The government has begun deliberations under Article 225 of the Constitution in relation to the ethical issue of Commissioner of Police Henry Greene’s admission that he had sexual relations with a witness in a matter under investigation, Cabinet Secretary Dr Roger Luncheon said yesterday.
“If no appeal is filed then I presume that the Chief Justice’s decision would hold, would stand, and it would allow us… to conclude the deliberations on the ethical issue. I would want to advise that I certainly don’t believe that that would take five weeks to conclude,” Dr Luncheon said yesterday when asked about the fate of Greene at his weekly press conference.
Following Chief Justice (ag) Ian Chang’s dismissal of the Director of Public Prosecutions’ (DPP) recommendation to charge Greene with rape, there has been mounting pressure for the commissioner to go or be removed from office. Former human services minister Priya Manickchand on Tuesday became the first senior government official to join the calls for Greene to go because of his improper behaviour in a case that has put him on the brink of a rape charge.
Manickchand, who is an attorney-at-law and currently holds the portfolio of Education Minister, also expressed disquiet at Justice Chang’s ruling, which quashes the rape advice given by the Director of Public Prosecutions and bars the police from using that advice to lay a charge.
Last month at a press briefing, Luncheon had said that the government was concerned about Greene’s admission that he had consensual sex with his accuser. He had said Greene’s conduct was an issue that would have been discussed at cabinet and could attract disciplinary action.
Luncheon, who did not address the matter in his opening statements but had to be asked about it, said the government cannot remove Greene on the say-so of newspapers, women’s lawyers or the opposition, but rather in accordance with the constitution.
“In dispensing with the services of a commissioner it is not merely pulling the plug…,” Luncheon told members of the media at Office of the President adding that there must be “substantial cause”.
“…You are not going to go on the telephone and be taped making unacceptable statements; the constitution prescribed the process for the removal of a commissioner. So even if I were intrigued by the notion of pulling the plug I will have to come back to ground floor, come back to reality and understand that there is a process, a constitutional process to so do,” he said.
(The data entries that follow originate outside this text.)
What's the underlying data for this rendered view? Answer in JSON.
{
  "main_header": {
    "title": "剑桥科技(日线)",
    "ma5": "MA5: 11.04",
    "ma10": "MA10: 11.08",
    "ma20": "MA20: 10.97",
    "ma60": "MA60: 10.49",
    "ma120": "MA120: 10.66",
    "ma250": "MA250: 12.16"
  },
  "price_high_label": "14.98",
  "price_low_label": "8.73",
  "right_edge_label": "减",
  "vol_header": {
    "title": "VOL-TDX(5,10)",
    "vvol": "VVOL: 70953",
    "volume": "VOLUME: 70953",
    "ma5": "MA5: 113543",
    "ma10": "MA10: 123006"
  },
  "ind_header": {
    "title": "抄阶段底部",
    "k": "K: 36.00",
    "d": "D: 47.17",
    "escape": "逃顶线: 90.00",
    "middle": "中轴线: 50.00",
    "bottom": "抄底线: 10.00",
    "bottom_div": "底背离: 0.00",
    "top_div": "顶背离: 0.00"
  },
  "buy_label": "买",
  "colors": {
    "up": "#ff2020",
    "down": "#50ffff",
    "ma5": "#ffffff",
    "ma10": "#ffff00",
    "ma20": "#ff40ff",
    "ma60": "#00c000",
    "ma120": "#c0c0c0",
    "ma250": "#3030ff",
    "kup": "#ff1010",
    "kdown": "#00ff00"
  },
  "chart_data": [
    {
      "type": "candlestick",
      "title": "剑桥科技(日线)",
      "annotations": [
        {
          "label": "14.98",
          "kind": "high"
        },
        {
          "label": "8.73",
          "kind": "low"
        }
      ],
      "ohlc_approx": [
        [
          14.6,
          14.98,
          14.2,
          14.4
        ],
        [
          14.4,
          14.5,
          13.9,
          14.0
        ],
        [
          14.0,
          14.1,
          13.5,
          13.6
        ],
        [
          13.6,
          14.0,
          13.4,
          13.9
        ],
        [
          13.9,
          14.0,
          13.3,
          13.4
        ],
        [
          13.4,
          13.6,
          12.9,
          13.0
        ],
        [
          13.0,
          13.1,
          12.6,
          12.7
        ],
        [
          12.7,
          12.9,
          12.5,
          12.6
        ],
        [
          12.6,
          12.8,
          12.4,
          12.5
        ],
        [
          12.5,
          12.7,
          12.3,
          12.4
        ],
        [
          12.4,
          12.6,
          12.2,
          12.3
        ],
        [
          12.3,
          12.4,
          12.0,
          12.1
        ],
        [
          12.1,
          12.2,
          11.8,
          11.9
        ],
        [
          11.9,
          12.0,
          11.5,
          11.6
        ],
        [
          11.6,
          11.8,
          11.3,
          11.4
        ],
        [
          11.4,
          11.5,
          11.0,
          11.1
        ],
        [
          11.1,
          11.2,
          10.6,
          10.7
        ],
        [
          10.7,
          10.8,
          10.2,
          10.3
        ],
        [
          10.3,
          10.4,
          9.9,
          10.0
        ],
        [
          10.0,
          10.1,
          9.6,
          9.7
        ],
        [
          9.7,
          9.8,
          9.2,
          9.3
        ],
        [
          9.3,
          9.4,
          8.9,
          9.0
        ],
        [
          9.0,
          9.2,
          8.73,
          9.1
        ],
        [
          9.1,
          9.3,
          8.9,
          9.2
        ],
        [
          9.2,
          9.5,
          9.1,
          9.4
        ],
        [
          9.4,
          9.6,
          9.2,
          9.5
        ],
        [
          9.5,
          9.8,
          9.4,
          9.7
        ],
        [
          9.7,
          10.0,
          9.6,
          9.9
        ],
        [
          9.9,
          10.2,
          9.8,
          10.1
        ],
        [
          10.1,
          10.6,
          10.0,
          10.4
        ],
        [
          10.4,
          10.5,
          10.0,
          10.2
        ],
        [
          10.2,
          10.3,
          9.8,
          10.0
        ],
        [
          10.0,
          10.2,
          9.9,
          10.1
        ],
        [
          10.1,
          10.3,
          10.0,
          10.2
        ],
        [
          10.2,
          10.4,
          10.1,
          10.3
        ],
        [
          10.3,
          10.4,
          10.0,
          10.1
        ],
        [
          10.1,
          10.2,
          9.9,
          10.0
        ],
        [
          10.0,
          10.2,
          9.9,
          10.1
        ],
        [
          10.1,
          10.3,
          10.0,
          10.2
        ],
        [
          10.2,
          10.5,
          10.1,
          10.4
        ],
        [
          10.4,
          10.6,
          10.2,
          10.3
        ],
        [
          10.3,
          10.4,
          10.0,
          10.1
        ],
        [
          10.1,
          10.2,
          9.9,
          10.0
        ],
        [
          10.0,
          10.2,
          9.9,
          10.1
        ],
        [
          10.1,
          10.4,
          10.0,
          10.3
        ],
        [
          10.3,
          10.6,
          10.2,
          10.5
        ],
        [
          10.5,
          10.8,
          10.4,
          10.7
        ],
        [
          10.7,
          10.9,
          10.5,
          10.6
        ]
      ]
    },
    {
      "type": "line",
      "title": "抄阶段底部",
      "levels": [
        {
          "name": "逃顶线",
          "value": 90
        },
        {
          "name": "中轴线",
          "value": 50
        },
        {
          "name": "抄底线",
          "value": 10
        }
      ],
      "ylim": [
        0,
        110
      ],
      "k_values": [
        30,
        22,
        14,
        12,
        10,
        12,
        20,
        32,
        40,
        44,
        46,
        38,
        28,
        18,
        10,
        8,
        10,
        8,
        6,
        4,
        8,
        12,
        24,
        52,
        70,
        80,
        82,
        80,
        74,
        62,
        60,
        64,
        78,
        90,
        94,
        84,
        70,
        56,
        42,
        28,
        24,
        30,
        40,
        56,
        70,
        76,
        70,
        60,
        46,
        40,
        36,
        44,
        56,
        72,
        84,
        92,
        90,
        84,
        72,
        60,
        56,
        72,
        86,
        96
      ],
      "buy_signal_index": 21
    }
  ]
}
Luncheon’s reference to the telephone tape was in relation to taped conversations that surfaced of former commissioner Winston Felix and others including attorney-at-law Basil Williams, which ultimately saw the former commissioner going off on retirement leave after mounting a challenge of a directive by Prime Minister Sam Hinds in the High Court. The tapes were widely believed to have been made by convicted drug trafficker Roger Khan and while Felix has not denied that the voice on the tape was his, he has maintained that the tapes were doctored.
Asked about whether the government supports the calls for Greene to go, Luncheon said while “it is a matter that is under discussion currently”, he believes that the calls are not being made to the government but rather to Greene.
Asked whether the government couldn’t just fire Greene, since he has passed the retirement age of 55 and is now on contract, Luncheon said while that might be correct Greene is still holding the post of Commissioner and is discharging the duties of commissioner properly.
“After age 55, the constitution deposes in the commissioner and the president an engagement for his services to be retained at least until age 60. I am not certain but I feel comfortable that he is yet to achieve that age 60,” the Cabinet Secretary said.
Further probed about the commissioner’s admission that he had sexual intercourse with a woman who had sought help from his office and whether or not it is an abuse of his public office, Luncheon said: “Plainly speaking, the way you put it, I would say no. What you really mean is that in the pursuit of his functions that indeed a witness in a matter under investigation engaged with the commissioner, in his words, in sexual encounters and if you say that then this is an ethical problem.”
And as to whether the government will address the ethical problem, Luncheon said that in addition to the ethical dimensions from the beginning much focus were on the criminal aspect because the female in the matter cried rape.
“The DPP advised charge, the Chief Justice on a constitutional motion rejected the advice of the DPP to charge,” Luncheon said.
He added that until the government is certain that the authorities that are vested with the responsibility of appeal will not move in that direction only then will it take action of its own.
“But if we were to assume that the criminal matter has been dealt with…then you could understand now cabinet’s… address of the other aspects of this matter.”
In answer to the question as to whether pending criminal proceedings barred the government from taking actions against Greene, Luncheon said the question is a moot one since as of yesterday the government had taken no action.
Caution is the word of the game for the government, as Dr Luncheon said that it has to be clear in their minds that “when we do make decisions that they would at least be decisions …that are beyond the kind of contention…” These contentions, he said, have evolved since the Chief Justice’s decision and as such the government would “like to be on the correct and safe side and indeed adopt a position that resonates, that addresses the concerns of all and sundry in this matter.”